“Ride the roaring wave of providence with eager expectation. To search for the stories all around me. To see Christ in every pair of eyes. To write a past I won’t regret. To reach the dregs of the life I’ve been given and then to lick the bottom of my mug. To live hard and die grateful. And to enjoy it.” N.D. Wilson

Maybe you don’t care about those details of my life. They really aren’t anything spectacular. Hopefully they at least made you chuckle. But what I really hope they did is got you thinking about some of the simple moments of your life. Moments you brushed by. Things that seemed insignificant. I want to press pause and just take in this crazy thing we call life.

Life is worth living in light of eternity because I’m not simply living for myself or tomorrow.

I get it. Relationships are strained. People are frustrating. The world is broken. Evil is present. But I think we buy into a lie when we believe that we can’t be fully present and emotionally honest at the same time. Enjoying the abundant life Christ draws us into doesn’t mean that we run from pain or live behind a facade of happiness. It means we are fully embracing every moment, with it’s tears and laughter and heartache and humor.

My life is messy. Sometimes it feels like a hot mess. Sometimes it’s like the mess on my dorm room floor that should be cleaned but I just haven’t gotten around to it, partly because the very fact that it’s messy asserts my independence and partly because no one is bothered by it. Sometimes my life feels like the mess my smoothie has made all over the kitchen when I’ve forgotten to put the lid on the blender, with the emotional tension of “this is hilarious” and “I might break something (or, more likely, break down) in frustration.” Life is messy. But I take comfort in the fact that Jesus didn’t run from the mess but towards it. It’s the very thing he stepped into when He took on flesh. It’s story after story of life that happened in between the parables, teachings, and climactic moments we read about in Scripture.

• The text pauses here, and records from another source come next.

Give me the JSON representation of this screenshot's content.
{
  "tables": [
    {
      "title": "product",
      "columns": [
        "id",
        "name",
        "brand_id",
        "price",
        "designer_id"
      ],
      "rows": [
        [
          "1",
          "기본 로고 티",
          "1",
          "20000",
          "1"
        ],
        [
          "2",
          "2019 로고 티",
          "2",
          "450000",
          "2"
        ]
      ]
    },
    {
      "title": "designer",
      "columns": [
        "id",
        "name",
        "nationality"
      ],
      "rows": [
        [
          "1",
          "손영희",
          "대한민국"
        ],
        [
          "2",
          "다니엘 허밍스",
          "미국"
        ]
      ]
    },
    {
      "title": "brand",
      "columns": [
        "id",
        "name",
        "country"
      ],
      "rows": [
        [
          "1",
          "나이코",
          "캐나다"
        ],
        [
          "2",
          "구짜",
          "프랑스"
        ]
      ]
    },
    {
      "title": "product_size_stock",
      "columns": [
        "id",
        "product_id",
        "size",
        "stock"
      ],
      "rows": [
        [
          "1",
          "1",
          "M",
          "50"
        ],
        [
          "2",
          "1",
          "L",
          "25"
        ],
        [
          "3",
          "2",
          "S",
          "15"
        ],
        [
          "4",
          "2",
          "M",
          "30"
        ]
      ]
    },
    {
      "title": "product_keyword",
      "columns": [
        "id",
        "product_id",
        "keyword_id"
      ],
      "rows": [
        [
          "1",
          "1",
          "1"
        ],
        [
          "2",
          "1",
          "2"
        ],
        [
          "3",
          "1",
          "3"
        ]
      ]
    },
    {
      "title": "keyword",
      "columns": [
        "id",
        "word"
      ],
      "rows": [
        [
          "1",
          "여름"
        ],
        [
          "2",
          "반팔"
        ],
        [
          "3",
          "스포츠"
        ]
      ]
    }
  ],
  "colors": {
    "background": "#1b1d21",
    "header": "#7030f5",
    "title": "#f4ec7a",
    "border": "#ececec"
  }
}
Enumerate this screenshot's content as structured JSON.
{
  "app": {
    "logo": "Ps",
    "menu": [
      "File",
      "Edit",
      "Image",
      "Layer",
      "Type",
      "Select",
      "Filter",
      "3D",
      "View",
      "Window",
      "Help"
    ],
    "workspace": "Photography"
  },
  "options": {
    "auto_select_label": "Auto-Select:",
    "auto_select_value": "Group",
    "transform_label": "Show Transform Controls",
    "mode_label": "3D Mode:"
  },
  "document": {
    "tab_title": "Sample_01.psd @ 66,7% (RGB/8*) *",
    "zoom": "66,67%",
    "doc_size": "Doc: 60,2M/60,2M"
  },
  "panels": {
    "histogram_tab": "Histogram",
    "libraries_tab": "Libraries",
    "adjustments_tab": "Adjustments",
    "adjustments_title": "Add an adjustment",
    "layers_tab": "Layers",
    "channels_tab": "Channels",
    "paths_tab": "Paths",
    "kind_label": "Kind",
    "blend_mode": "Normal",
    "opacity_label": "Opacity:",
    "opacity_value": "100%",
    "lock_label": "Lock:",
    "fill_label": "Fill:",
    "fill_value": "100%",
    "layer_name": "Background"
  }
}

As my mom likes to say, “this is my circus and these are my monkeys.” Might as well own them and get a good laugh out of it.

journals

So I challenge you to embrace your story today. It’s not the grand, spectacular moments that make up your life. It is every time your Sunday School class makes you laugh. It is every time you get more of a sunburn than you bargained for because you forgot sunscreen, again. It is every time a child looks at you with their big, wondering eyes . . . and then precedes to throw up on your shirt. It is every time your blood gets hot in anger or your eyes get wet in sadness or you have to look at those darn texting ellipses on your phone waiting for someone to respond. It is every time sweat drips from your forehead onto the bicycle machine because it’s the only one that doesn’t completely intimidate you. It is every ache you feel when reading of the unimaginable suffering of our brothers and sisters overseas or the joy that wells up when there’s an answered prayer within the Body of Christ. It is every time your heart beats, slowly when you are lounging on the couch during a Netflix marathon or faster when someone catches your eye. It’s the sound of every prayer on your lips, every echo of silence in your ears calling your heart to listen to Him, and every stroke of the pen on your journal page that almost always runs out of ink as soon as you sit down.

Take a breath. Look over your shoulder and laugh a little at the mess that is your life. See Jesus in it. It doesn’t mean you’ll always feel it. It isn’t permission to stop sitting with our brothers and sisters in grief and pain. But the Lord’s goodness and faithfulness endures from generation to generation. And that is reason to be grateful and living physically, emotionally, mentally, and spiritually present today.

Enjoy your…what even is today…..Wednesday, July 22, 2015. You only get one of them. And the Maker of it has already gone before you.